───── EXTRACTED ENTRIES

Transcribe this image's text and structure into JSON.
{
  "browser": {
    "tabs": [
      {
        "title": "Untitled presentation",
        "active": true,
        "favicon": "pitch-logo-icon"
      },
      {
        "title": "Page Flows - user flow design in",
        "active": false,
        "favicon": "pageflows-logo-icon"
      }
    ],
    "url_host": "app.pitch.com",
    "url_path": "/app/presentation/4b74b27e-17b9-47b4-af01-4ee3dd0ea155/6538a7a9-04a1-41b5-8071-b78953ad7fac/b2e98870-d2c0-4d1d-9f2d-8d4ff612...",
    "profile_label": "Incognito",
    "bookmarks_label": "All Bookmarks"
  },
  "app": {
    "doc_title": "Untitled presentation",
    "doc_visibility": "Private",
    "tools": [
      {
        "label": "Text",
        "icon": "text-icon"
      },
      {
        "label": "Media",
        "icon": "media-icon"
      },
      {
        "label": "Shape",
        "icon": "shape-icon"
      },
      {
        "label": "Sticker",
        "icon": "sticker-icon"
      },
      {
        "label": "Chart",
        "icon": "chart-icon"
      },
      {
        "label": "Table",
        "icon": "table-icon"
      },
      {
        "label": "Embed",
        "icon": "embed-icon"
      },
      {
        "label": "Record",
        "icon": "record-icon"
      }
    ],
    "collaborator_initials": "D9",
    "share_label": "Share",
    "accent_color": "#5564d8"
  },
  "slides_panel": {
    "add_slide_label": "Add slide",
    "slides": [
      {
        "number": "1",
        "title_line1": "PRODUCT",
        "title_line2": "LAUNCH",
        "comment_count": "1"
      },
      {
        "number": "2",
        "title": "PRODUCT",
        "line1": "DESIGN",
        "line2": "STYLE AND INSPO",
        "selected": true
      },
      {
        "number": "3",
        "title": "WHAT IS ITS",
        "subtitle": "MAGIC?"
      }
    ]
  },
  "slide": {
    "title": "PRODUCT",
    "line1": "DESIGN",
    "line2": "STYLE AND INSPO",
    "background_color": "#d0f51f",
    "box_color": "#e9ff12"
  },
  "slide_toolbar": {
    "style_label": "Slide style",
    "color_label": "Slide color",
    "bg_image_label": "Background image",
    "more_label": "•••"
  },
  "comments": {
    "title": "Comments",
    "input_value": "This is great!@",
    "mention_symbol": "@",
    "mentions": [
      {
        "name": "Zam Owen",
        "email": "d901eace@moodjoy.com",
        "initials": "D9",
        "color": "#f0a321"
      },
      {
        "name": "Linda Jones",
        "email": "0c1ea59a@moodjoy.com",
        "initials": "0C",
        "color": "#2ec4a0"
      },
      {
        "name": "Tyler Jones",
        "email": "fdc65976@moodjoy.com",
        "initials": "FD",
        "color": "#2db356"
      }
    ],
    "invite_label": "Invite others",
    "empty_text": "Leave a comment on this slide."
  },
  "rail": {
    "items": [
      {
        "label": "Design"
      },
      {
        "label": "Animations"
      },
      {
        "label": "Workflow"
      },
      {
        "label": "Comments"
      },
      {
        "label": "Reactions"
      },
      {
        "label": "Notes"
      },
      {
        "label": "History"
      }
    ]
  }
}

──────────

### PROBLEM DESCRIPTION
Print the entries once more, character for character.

### OUTPUT FOR THIS TASK
Transcribe this image's text and structure into JSON.
{
  "browser": {
    "tabs": [
      {
        "title": "Untitled presentation",
        "active": true,
        "favicon": "pitch-logo-icon"
      },
      {
        "title": "Page Flows - user flow design in",
        "active": false,
        "favicon": "pageflows-logo-icon"
      }
    ],
    "url_host": "app.pitch.com",
    "url_path": "/app/presentation/4b74b27e-17b9-47b4-af01-4ee3dd0ea155/6538a7a9-04a1-41b5-8071-b78953ad7fac/b2e98870-d2c0-4d1d-9f2d-8d4ff612...",
    "profile_label": "Incognito",
    "bookmarks_label": "All Bookmarks"
  },
  "app": {
    "doc_title": "Untitled presentation",
    "doc_visibility": "Private",
    "tools": [
      {
        "label": "Text",
        "icon": "text-icon"
      },
      {
        "label": "Media",
        "icon": "media-icon"
      },
      {
        "label": "Shape",
        "icon": "shape-icon"
      },
      {
        "label": "Sticker",
        "icon": "sticker-icon"
      },
      {
        "label": "Chart",
        "icon": "chart-icon"
      },
      {
        "label": "Table",
        "icon": "table-icon"
      },
      {
        "label": "Embed",
        "icon": "embed-icon"
      },
      {
        "label": "Record",
        "icon": "record-icon"
      }
    ],
    "collaborator_initials": "D9",
    "share_label": "Share",
    "accent_color": "#5564d8"
  },
  "slides_panel": {
    "add_slide_label": "Add slide",
    "slides": [
      {
        "number": "1",
        "title_line1": "PRODUCT",
        "title_line2": "LAUNCH",
        "comment_count": "1"
      },
      {
        "number": "2",
        "title": "PRODUCT",
        "line1": "DESIGN",
        "line2": "STYLE AND INSPO",
        "selected": true
      },
      {
        "number": "3",
        "title": "WHAT IS ITS",
        "subtitle": "MAGIC?"
      }
    ]
  },
  "slide": {
    "title": "PRODUCT",
    "line1": "DESIGN",
    "line2": "STYLE AND INSPO",
    "background_color": "#d0f51f",
    "box_color": "#e9ff12"
  },
  "slide_toolbar": {
    "style_label": "Slide style",
    "color_label": "Slide color",
    "bg_image_label": "Background image",
    "more_label": "•••"
  },
  "comments": {
    "title": "Comments",
    "input_value": "This is great!@",
    "mention_symbol": "@",
    "mentions": [
      {
        "name": "Zam Owen",
        "email": "d901eace@moodjoy.com",
        "initials": "D9",
        "color": "#f0a321"
      },
      {
        "name": "Linda Jones",
        "email": "0c1ea59a@moodjoy.com",
        "initials": "0C",
        "color": "#2ec4a0"
      },
      {
        "name": "Tyler Jones",
        "email": "fdc65976@moodjoy.com",
        "initials": "FD",
        "color": "#2db356"
      }
    ],
    "invite_label": "Invite others",
    "empty_text": "Leave a comment on this slide."
  },
  "rail": {
    "items": [
      {
        "label": "Design"
      },
      {
        "label": "Animations"
      },
      {
        "label": "Workflow"
      },
      {
        "label": "Comments"
      },
      {
        "label": "Reactions"
      },
      {
        "label": "Notes"
      },
      {
        "label": "History"
      }
    ]
  }
}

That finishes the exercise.